Only the number is wanted: how many lines of the listing below contain "icon"?

:: Records shown ::

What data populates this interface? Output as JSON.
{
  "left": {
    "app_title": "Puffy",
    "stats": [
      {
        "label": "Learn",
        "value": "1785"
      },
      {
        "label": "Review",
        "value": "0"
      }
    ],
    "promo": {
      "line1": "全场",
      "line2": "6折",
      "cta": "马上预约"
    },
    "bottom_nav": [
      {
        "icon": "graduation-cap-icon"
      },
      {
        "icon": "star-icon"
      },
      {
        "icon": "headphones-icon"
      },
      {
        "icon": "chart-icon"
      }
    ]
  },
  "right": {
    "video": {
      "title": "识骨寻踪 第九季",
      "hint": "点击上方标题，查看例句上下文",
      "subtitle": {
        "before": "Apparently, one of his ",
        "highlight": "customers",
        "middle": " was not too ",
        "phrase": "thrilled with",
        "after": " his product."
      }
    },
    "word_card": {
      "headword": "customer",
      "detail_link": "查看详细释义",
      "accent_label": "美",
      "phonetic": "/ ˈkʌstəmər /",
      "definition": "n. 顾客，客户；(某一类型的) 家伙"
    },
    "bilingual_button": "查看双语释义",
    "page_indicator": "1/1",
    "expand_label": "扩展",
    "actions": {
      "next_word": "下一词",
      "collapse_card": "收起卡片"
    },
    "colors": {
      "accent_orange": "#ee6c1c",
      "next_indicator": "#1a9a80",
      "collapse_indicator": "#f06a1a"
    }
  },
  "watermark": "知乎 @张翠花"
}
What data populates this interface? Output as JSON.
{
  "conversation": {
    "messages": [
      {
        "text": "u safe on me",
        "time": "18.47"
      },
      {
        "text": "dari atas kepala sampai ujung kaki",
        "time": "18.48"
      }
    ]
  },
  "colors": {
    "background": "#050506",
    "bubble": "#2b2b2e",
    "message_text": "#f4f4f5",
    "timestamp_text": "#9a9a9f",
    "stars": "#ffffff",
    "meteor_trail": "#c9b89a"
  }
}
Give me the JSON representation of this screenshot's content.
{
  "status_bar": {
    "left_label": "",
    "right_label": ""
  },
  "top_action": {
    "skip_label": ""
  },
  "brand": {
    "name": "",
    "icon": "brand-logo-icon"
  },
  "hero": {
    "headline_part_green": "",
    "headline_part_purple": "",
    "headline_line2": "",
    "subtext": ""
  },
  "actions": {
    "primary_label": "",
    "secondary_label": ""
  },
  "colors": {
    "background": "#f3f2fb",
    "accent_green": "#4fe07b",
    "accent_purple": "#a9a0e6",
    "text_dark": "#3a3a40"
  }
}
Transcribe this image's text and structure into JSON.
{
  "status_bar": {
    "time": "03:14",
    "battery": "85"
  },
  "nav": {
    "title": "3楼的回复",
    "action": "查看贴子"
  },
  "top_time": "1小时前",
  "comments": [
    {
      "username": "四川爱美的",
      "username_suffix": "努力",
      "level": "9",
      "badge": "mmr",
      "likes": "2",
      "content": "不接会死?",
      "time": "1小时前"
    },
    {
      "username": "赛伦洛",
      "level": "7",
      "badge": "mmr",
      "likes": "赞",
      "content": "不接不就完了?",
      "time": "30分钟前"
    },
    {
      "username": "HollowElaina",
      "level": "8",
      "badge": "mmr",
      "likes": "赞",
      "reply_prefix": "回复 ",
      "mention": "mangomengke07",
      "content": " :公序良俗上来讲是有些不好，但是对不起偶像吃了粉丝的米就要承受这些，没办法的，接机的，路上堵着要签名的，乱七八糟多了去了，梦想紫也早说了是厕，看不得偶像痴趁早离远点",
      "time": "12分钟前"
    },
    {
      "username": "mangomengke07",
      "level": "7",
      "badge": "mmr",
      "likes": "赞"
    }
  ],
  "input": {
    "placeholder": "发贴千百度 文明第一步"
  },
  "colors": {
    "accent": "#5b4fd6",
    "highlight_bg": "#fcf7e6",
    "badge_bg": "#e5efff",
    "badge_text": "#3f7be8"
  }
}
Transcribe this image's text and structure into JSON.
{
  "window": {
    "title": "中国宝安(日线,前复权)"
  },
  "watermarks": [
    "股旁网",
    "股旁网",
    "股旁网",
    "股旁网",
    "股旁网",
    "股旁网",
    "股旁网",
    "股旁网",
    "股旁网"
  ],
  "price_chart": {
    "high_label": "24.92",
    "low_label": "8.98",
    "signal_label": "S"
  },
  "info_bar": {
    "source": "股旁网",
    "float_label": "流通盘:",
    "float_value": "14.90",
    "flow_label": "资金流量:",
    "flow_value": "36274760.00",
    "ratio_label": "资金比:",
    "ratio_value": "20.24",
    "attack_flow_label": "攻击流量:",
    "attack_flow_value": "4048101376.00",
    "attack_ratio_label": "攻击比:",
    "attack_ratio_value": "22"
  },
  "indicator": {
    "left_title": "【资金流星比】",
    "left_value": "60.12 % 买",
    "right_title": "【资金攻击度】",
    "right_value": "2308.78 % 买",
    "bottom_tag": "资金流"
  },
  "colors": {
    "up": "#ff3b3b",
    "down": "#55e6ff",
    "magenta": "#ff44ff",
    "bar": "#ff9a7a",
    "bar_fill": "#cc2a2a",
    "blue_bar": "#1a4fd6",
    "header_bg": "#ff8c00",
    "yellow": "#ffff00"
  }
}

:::

Response
5